“That was a significantly different response and deemed a very low risk,” Zultanky said. “To my knowledge, no one has been quarantined, or anything of that nature.”

Elsewhere in Hampton Roads, earlier in the month, a man who arrived at a Newport News medical center with Ebola-like symptoms was tested. The test returned a negative result.

People are worried about Ebola, Zultanky said.

“There’s no other way to describe it,” she said.  “There has been a lot of publicity about this, and there are a lot of concerns.”

Sentara spokesman Dale Gauding confirmed questions about travel are also being asked at Suffolk’s Obici Hospital.

“There is signage going up, if not already, asking patients to inform registration staff if they fit any criteria around African travel or exposure to someone who might have been exposed to Ebola, etc.,” Gauding wrote in an email.
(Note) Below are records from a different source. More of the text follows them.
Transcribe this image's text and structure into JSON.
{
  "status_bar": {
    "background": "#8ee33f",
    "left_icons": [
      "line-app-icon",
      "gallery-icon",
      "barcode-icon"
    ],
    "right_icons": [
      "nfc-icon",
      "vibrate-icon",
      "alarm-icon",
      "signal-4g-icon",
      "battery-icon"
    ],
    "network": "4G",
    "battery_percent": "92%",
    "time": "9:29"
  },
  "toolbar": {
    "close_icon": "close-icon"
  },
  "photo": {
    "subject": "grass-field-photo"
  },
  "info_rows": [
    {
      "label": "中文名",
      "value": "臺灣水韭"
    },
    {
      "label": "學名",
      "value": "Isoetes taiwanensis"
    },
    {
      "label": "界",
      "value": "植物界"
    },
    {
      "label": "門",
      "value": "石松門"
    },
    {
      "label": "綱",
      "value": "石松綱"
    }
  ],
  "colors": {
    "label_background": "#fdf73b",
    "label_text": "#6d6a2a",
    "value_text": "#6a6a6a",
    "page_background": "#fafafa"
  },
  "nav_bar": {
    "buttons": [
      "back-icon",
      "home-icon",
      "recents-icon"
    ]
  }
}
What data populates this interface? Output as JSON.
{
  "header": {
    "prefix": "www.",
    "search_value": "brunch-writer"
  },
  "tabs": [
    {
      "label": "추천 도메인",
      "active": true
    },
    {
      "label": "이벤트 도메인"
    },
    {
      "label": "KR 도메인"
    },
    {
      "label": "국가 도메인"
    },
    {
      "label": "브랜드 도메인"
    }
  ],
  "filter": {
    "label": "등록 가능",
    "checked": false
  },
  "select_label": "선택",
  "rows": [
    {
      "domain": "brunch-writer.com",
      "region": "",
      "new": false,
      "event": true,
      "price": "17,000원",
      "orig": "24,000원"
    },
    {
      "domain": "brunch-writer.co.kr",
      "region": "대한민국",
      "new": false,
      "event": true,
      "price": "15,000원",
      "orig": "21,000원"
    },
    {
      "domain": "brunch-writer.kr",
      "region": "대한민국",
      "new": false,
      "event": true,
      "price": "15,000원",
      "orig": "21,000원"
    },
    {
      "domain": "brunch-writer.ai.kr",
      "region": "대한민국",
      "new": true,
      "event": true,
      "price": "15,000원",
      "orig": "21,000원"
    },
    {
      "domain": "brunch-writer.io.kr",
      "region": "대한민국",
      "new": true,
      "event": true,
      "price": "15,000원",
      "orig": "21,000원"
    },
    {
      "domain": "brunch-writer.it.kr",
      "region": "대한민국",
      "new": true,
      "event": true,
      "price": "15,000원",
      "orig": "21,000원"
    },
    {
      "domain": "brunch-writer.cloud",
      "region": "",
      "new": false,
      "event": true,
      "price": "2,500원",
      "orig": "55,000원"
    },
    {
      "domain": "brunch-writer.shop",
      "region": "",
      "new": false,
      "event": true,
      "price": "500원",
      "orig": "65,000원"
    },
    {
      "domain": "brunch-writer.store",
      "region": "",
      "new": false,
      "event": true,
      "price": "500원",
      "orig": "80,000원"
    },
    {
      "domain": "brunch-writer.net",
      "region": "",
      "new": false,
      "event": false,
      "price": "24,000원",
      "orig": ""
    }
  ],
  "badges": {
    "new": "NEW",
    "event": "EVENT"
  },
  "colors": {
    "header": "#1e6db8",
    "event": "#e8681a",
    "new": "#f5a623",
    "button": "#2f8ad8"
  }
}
The question is “hardwired” into the Bon Secours computer system, Zultanky said.

“Naturally, we are doing more and more education with our staff and making sure the question gets answered, and making sure they know where protective equipment is and how to use it.”

Systems are also in place to ensure the travel question gets asked if the computer system isn’t functioning, Zultanky said.

“Sometimes we take it down, for maintenance and upgrades,” she said. “Those questions still get answered, regardless of whether the computer system is up or not.”

Health systems share information and collaborate regarding infectious diseases such as Ebola, according to Zultanky.

“We collaborate on any efforts that we consider to be community emergency management and make sure (we share) any lessons to be learned on best practices,” she said.